He called me in that office after that. And he said, "Mr. Mayor, I offered two options to the governor." I said -- and I don't remember exactly what. There were two options. I was ready to move today. The governor said she needed 24 hours to make a decision.
S. O'BRIEN: You're telling me the president told you the governor said she needed 24 hours to make a decision?
S. O'BRIEN: Regarding what? Bringing troops in?
NAGIN: Whatever they had discussed. As far as what the -- I was abdicating a clear chain of command, so that we could get resources flowing in the right places.
S. O'BRIEN: And the governor said no.
NAGIN: She said that she needed 24 hours to make a decision. It would have been great if we could of left Air Force One, walked outside, and told the world that we had this all worked out. It didn't happen, and more people died.
S. O'BRIEN: The mayor making it clear that much politicking was going on, even as people here were continuing to suffer. The mayor clearly thinking that the governor did way too little, way too late for her part.
Later Soledad O'Brien From CNN AMERICAN MORNING
interviewed the governor, Kathleen Blanco.
S. O'BRIEN: There's been much written about kind of a power tussle between you and President Bush and the mayor. Specifically the mayor was telling us about a flight on Air Force One, and he said that you and he and the president were all in a room and finally you and the president went separately to have a meeting. Twenty-four hours, is that right? Is that what came of our that meeting on the tarmac with the president?
BLANCO: They gave me a very complicated proposition to look at. It didn't help our effort in that instant moment. I needed a little time to understand exactly what it meant. We went forward, all of us, all the resources were there. Nothing stopped. We ended up, um, coming to terms and agreements, and I think that the effort is going great.
Blanco needed 24 hours to think, while the folks in her state were dying. Sheeez.....Do Nagin and Blanco even know what mandatory evacuation means? They did nothing to get the folks out of the soup bowl. All those buses just sitting there. Not getting the National Guard in the areas BEFORE the levees broke. Putting all those folks in the Superdome without food, water and the National Guard for security. What the hell were these 2 dummys thinking?
All emergencies practices are the obligation
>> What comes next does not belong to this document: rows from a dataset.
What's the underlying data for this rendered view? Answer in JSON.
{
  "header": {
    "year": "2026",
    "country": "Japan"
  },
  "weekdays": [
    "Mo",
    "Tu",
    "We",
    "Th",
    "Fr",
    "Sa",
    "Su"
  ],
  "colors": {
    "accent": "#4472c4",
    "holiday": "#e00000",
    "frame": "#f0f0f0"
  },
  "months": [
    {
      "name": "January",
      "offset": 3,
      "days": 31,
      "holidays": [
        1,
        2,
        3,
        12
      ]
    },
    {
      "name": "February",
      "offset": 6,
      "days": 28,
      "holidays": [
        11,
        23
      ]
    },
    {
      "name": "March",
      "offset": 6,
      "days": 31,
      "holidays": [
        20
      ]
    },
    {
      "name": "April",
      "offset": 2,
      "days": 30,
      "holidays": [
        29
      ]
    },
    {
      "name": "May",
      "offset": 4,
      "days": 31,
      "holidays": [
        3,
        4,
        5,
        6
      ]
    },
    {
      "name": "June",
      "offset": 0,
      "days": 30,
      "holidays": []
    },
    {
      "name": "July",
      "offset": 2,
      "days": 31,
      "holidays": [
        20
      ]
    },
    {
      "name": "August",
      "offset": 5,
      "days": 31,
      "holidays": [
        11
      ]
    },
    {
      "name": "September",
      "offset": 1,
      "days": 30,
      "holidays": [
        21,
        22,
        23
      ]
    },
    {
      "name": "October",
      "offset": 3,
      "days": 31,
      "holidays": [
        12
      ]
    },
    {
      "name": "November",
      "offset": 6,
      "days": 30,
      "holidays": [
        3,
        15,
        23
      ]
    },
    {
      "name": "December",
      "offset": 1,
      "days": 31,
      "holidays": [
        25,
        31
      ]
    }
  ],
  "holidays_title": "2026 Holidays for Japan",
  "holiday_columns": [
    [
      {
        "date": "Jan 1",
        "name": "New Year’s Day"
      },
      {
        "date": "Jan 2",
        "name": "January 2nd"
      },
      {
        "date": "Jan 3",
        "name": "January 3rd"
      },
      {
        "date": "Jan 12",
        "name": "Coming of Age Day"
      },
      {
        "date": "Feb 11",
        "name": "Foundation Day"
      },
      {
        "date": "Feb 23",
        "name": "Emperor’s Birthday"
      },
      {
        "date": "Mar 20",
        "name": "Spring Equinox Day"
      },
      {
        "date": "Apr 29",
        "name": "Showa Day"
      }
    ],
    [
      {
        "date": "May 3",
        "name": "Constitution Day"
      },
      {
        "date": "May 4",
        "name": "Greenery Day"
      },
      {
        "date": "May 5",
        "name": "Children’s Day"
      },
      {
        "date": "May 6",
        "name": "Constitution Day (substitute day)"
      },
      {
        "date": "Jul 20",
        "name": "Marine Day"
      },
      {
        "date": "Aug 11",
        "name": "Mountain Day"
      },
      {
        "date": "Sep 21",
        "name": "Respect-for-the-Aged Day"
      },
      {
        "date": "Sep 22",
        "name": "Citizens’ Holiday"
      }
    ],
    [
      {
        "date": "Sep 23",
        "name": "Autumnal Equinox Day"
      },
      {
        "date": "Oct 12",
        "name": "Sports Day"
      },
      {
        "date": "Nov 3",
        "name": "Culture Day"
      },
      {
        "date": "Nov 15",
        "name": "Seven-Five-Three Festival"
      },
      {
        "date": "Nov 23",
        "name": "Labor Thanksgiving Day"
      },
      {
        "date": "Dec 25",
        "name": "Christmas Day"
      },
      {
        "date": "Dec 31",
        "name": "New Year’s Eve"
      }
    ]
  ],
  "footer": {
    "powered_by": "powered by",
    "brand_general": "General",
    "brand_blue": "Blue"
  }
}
of the LOCAL, COUNTY, and STATE goverments. The Federal government cannot send troops without a request from the Governor of a state or in cases of insurrection. While FEMA can provide management, money, food, etc., at request of the local & state governments, they can't just walk in and take over on their own.